Liverpool stroll into last eight after long journey back to top table
Liverpool 0 FC Porto 0
It has been nine years since a Liverpool team reached the last eight of the Champions League and, as a memorable decade in Europe was coming to a close, the road back under four managers has been a long one indeed.
Jurgen Klopp's side have finally arrived, although this was not one of those remarkable European nights, or certainly nothing like the corresponding game in 2009 when they beat Real Madrid by four goals at Anfield to complete another 5-0 aggregate win to book a quarter-final against Chelsea.
The hard work had already been done in Portugal and they were up against a Porto team that did not know whether to sit back or attack and ended up doing neither.
The visit to Manchester United on Saturday loomed over this tie, and it was only in the closing stages that Klopp decided to raise the stakes, sending on Danny Ings for just his seventh appearance of the season after that long recovery from a second knee injury, and then later Mohamed Salah.
There was not the intensity we have come to expect from Klopp's team this season because the occasion simply did not demand it.
Nine years ago Liverpool went out in the quarter-finals to Chelsea, but not after they had gone within a goal of going through in a famous comeback at Stamford Bridge when the home team had eventually equalised to make the score 4-4 on the night.
One year later Rafael Benitez was gone, the current owners Fenway Sports Group took over and, aside from one Premier League title near-miss, it feels like the rebuilding has been a process that has taken the club to this point and this manager.
If they win at Old Trafford, Klopp's team can go second in the league - where they finished in that 2008-2009 season in which they last reached the Champions League quarter-finals. No one will catch Manchester City this season, but in the Champions League, Klopp's side remain a dangerous proposition, whose quality at that stage of the competition cannot be dismissed.
They have demolished the leaders of the Portuguese league, who had never really been in this tie at any stage.
For Ings, there was a chance after the 88th minute that he strained to get a head to in front of the Kop and forced a fine save from Iker Casillas - a goal that would have been reward for a committed substitute's performance.
In terms of Klopp's strikers, he has leapt ahead of Dominic Solanke, and the departed Daniel Sturridge, and looks ready for his chance if injury presents one. Since that 5-0 first-leg defeat, Sergio Conceicao's team had racked up 15 goals in four straight league wins in a Primeira Liga campaign in which they remain undefeated at the top of the table.
If they had a plan to overturn the deficit from the first leg then they were certainly taking their time.
There had been no goals by half-time and no attempts on target by either team, too, although Sadio Mane had struck a right-footed shot against the inside of Casillas' post after 32 minutes.
Liverpool had dominated the possession with the away team coming to meet them at the halfway line to press in the early stages, but were also prepared to let Klopp's side have the ball.
Klopp made five changes from the team that beat Newcastle United last Saturday including Salah and Virgil van Dijk, stood down for places on the bench.

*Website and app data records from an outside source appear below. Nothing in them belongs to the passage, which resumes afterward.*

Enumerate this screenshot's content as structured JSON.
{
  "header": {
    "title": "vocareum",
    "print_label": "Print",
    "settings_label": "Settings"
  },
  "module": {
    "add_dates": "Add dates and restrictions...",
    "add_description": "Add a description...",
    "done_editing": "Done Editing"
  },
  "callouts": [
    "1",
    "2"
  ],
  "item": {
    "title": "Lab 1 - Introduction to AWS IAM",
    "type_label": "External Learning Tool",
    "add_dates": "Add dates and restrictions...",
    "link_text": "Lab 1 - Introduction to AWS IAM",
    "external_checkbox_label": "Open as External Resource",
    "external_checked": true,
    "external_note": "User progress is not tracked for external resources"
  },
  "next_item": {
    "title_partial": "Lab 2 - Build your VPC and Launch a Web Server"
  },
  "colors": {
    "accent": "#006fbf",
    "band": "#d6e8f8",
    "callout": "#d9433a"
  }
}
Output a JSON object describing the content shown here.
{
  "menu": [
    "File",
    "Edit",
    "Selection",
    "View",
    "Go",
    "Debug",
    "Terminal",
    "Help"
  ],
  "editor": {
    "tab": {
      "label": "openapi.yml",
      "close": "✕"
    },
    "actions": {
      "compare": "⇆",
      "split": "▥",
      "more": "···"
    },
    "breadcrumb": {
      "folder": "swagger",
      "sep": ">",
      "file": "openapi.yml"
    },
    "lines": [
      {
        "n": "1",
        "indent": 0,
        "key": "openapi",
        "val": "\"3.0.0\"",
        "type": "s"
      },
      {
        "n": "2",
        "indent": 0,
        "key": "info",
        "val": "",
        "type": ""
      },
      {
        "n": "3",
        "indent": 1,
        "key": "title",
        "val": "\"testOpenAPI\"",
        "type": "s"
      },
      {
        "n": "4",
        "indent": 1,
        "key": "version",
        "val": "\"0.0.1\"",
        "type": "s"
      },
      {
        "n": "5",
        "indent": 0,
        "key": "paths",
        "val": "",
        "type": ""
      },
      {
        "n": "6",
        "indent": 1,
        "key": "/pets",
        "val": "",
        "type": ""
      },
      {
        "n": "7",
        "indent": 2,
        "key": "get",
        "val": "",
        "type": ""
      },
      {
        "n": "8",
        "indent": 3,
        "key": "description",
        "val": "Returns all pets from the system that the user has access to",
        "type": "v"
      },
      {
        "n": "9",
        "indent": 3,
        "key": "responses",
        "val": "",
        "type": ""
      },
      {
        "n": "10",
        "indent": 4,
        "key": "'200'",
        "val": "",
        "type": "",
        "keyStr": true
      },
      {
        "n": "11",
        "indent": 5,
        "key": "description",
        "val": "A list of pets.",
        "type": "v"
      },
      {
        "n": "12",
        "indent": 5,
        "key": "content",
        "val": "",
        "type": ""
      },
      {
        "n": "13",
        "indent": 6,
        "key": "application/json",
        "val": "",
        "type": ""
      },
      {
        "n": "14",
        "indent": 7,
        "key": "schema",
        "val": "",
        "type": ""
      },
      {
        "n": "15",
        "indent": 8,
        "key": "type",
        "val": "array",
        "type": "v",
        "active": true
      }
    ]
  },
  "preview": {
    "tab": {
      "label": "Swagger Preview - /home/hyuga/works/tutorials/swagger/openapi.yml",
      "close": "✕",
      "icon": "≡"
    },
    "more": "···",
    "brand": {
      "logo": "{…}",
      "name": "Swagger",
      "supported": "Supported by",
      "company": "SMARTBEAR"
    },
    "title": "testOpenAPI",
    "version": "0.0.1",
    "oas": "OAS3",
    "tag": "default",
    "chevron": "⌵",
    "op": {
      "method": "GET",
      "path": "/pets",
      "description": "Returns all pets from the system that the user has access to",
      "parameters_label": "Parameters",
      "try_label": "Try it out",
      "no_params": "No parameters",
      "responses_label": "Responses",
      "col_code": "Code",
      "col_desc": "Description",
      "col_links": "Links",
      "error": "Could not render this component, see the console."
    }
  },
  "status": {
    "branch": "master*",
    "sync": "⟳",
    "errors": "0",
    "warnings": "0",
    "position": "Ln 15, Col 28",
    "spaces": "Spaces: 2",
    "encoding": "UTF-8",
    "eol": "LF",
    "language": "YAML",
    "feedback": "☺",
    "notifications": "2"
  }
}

It was only Adam Lallana's third start of the season and, after those two spells injured, it would be right to say that the Englishman looks understandably off the pace and will do for some time until he gets a run in the team.
That is not a simple proposition given how well Klopp's side are playing, and even with a five-goal advantage, he did not leave out Roberto Firmino or Mane.

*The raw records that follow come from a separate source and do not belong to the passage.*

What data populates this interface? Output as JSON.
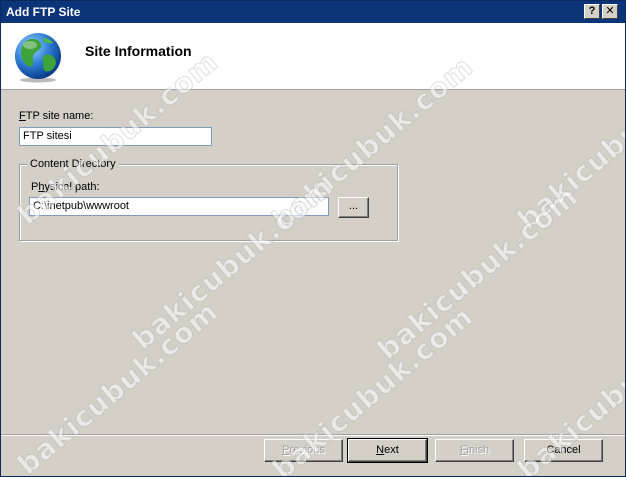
{
  "window": {
    "title": "Add FTP Site",
    "help_glyph": "?",
    "close_glyph": "✕"
  },
  "header": {
    "title": "Site Information",
    "icon": "globe-icon"
  },
  "form": {
    "site_name_label": "FTP site name:",
    "site_name_value": "FTP sitesi",
    "content_group_label": "Content Directory",
    "physical_path_label": "Physical path:",
    "physical_path_value": "C:\\inetpub\\wwwroot",
    "browse_label": "..."
  },
  "buttons": {
    "previous": "Previous",
    "next": "Next",
    "finish": "Finish",
    "cancel": "Cancel"
  },
  "watermark": {
    "text": "bakicubuk.com"
  },
  "colors": {
    "titlebar": "#0b3479",
    "dialog_bg": "#d4d0c8",
    "header_bg": "#ffffff"
  }
}
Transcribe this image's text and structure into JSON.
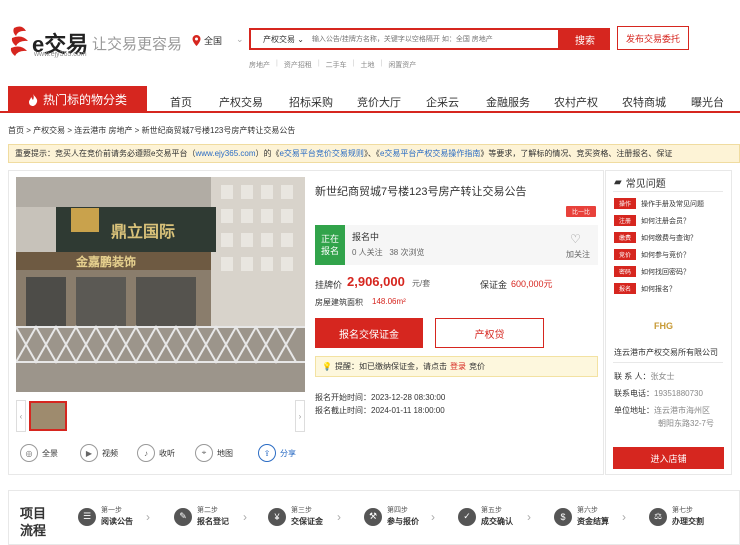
{
  "header": {
    "logo_text": "e交易",
    "logo_url": "www.ejy365.com",
    "slogan": "让交易更容易",
    "region": "全国",
    "search_category": "产权交易 ⌄",
    "search_placeholder": "输入公告/挂牌方名称，关键字以空格隔开 如：全国 房地产",
    "search_button": "搜索",
    "publish_button": "发布交易委托",
    "hot_words": [
      "房地产",
      "资产招租",
      "二手车",
      "土地",
      "闲置资产"
    ]
  },
  "nav": {
    "category_label": "热门标的物分类",
    "items": [
      "首页",
      "产权交易",
      "招标采购",
      "竞价大厅",
      "企采云",
      "金融服务",
      "农村产权",
      "农特商城",
      "曝光台"
    ]
  },
  "breadcrumb": "首页 > 产权交易 > 连云港市 房地产 > 新世纪商贸城7号楼123号房产转让交易公告",
  "notice": {
    "prefix": "重要提示：竞买人在竞价前请务必遵照e交易平台（",
    "site": "www.ejy365.com",
    "mid1": "）的《",
    "rule1": "e交易平台竞价交易规则",
    "mid2": "》、《",
    "rule2": "e交易平台产权交易操作指南",
    "suffix": "》等要求，了解标的情况、竞买资格、注册报名、保证"
  },
  "listing": {
    "title": "新世纪商贸城7号楼123号房产转让交易公告",
    "badge": "比一比",
    "status_tag_1": "正在",
    "status_tag_2": "报名",
    "status_text": "报名中",
    "followers": "0 人关注",
    "views": "38 次浏览",
    "follow_label": "加关注",
    "price_label": "挂牌价",
    "price_value": "2,906,000",
    "price_unit": "元/套",
    "deposit_label": "保证金",
    "deposit_value": "600,000元",
    "area_label": "房屋建筑面积",
    "area_value": "148.06m²",
    "deposit_button": "报名交保证金",
    "loan_button": "产权贷",
    "tip_prefix": "提醒：如已缴纳保证金，请点击",
    "tip_link": "登录",
    "tip_suffix": "竞价",
    "start_time": "报名开始时间：2023-12-28 08:30:00",
    "end_time": "报名截止时间：2024-01-11 18:00:00"
  },
  "tools": [
    "全景",
    "视频",
    "收听",
    "地图",
    "分享"
  ],
  "photo": {
    "sign_1": "鼎立国际",
    "sign_2": "金嘉鹏装饰"
  },
  "sidebar": {
    "faq_title": "常见问题",
    "faqs": [
      {
        "tag": "操作",
        "text": "操作手册及常见问题"
      },
      {
        "tag": "注册",
        "text": "如何注册会员？"
      },
      {
        "tag": "缴费",
        "text": "如何缴费与查询？"
      },
      {
        "tag": "竞价",
        "text": "如何参与竞价？"
      },
      {
        "tag": "密码",
        "text": "如何找回密码？"
      },
      {
        "tag": "报名",
        "text": "如何报名？"
      }
    ],
    "org_logo": "FHG",
    "company": "连云港市产权交易所有限公司",
    "contact_label": "联 系 人：",
    "contact_value": "张女士",
    "phone_label": "联系电话：",
    "phone_value": "19351880730",
    "addr_label": "单位地址：",
    "addr_value_1": "连云港市海州区",
    "addr_value_2": "朝阳东路32-7号",
    "shop_button": "进入店铺"
  },
  "flow": {
    "title_1": "项目",
    "title_2": "流程",
    "steps": [
      {
        "n": "第一步",
        "t": "阅读公告"
      },
      {
        "n": "第二步",
        "t": "报名登记"
      },
      {
        "n": "第三步",
        "t": "交保证金"
      },
      {
        "n": "第四步",
        "t": "参与报价"
      },
      {
        "n": "第五步",
        "t": "成交确认"
      },
      {
        "n": "第六步",
        "t": "资金结算"
      },
      {
        "n": "第七步",
        "t": "办理交割"
      }
    ]
  },
  "colors": {
    "brand": "#d6261f",
    "status_green": "#31a34a",
    "link": "#2b6cc4"
  }
}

They were not as fluent as they might have been expected had Salah been in the side and Porto's reluctance to come out did not help matters, although the longer it went on, the more absurd that strategy seemed for the Portuguese team.
No-one expected a comeback, but a little bit of risk on Porto's part in the first half would have made it more of a spectacle. Their Cameroon international striker Vincent Aboubakar worked a lonely shift in attack and there was there was a feeling of anxiety around Anfield on this occasion, that can sometimes contribute to mistakes on nights such as these.
By the end of the game, with Ings and Salah on the pitch, Liverpool were pushing hard for a winner.
Liverpool had not failed to score at home since the draw with West Bromwich Albion on December 13, and before that it was that infamous draw with United at Anfield.
It is hard to imagine the same outcome on Saturday with so much at stake, but for a place in the Champions League quarter-finals, this was quite enough. (© Daily Telegraph, London)